So back to the question: If we turn away this gift from the state, if we continue to send our students to decaying buildings, if we fail to plug classrooms into innovation, are we doing our best?

— Pam Graetz, Dayton

Buildings will improve Xenia as whole

Editor:

We’ve all heard the famous quote, “Change is inevitable. Change is constant.” This maxim applies to everything in our lives, from the smallest detail to the most important events. It is with this statement in mind that I wanted to write a letter to you, the Xenia Community, explaining why Xenia needs a new middle school and high school.

I have been a teacher for the Xenia Community Schools for 17 years. There have been many changes over the years taking place within our district; from the simple ones of moving classrooms or buildings, to the larger ones of state testing. We have experienced, first-hand, the mounting educational and basic needs in our schools. Technology in the classrooms and labs are not sufficient. Bathroom facilities are not adequate for the growing number of students. Crowded conditions in classrooms and hallways are not conducive to learning. Continuing to put a Band-Aid on these problems is not a remedy.

Let’s make sure the kids in our district know that the citizens of this community care about them and their education. We understand that an additional tax will be a sacrifice; however, we would ask that you make that investment in order to improve not only the educational environment for the children but the economic development of Xenia.

— Brian Martin, Kettering

New buildings are important

Editor:

I have been a teacher at Xenia Preschool for five years. I also went to Xenia Community Schools from kindergarten all the way through 12th grade and graduated from Xenia High School in 2006. I was always participating in the musicals, plays, and shows at Xenia High School and I also played soccer my freshman year. The high school building has been the same since I graduated from there 11 years ago and I know the auditorium has had to have many chairs removed because they are so broken and those chairs are not even manufactured to purchase anymore.

The importance of new buildings for the high school and the middle school in the district is huge. The students get to go to brand-new elementary buildings and then once they get to middle school and high school the buildings need tons of repair. Our preschool building has also had a lot of positive updates and repairs but the middle school and high school are older and it takes more money to fix those needs. The community as a whole needs to come together to support our future with out kids. They deserve to go to school and learn in the best place possible. We, the teachers, are big supporters of this and as a former Xenia student and now an employee, this district means a lot to me and I want to see it continue to succeed in the future.

— Kaitlyn Hiltibran, Urbana

Students need and deserve new buildings

Editor:

As elementary teachers at Cox Elementary, we were blessed several years ago with our new school. We passed a levy and were able to building five elementary buildings with the help of our community, parents and registered voters from the City of Xenia. These buildings provide state-of-the-art needs for our students to become successful learners. Speaking from experience, we no longer must teach in buildings that constantly leak or flood due to rain and thunderstorms. Our students are fortunate enough to have a music room and gymnasium that no longer also serve are our cafeteria, and last but certainly not least, we have a wonderful playground for our students to enjoy.

We have classrooms that are air conditioned and meed state codes.
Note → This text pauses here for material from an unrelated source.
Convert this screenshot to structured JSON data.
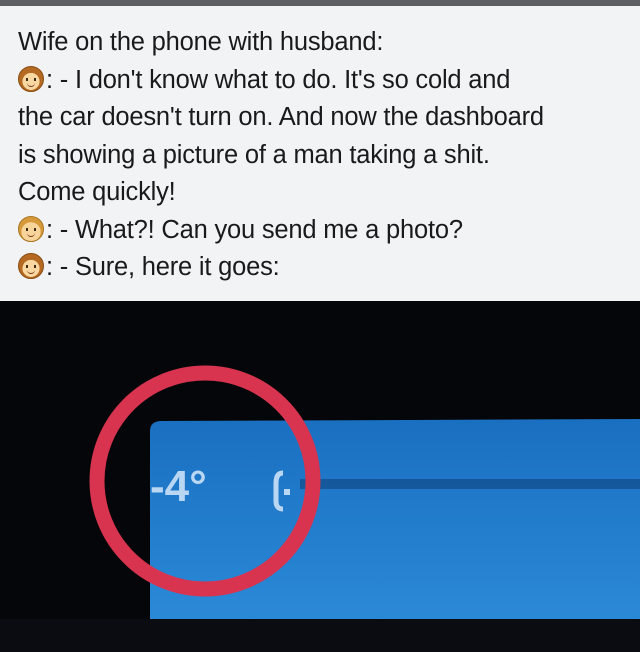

These buildings provide the needs of our students today. We don’t use black and white televisions anymore in our homes, so why do we want our children to go to schools that were built in the 1960s and 1970s? They cannot support today’s learners or technology.

This is our last chance to help the students of Xenia compete in today’s society. Our students desperately need and deserve new schools. We need to support our students and our community by passing this bond issue.

— Scott Schell, Centerville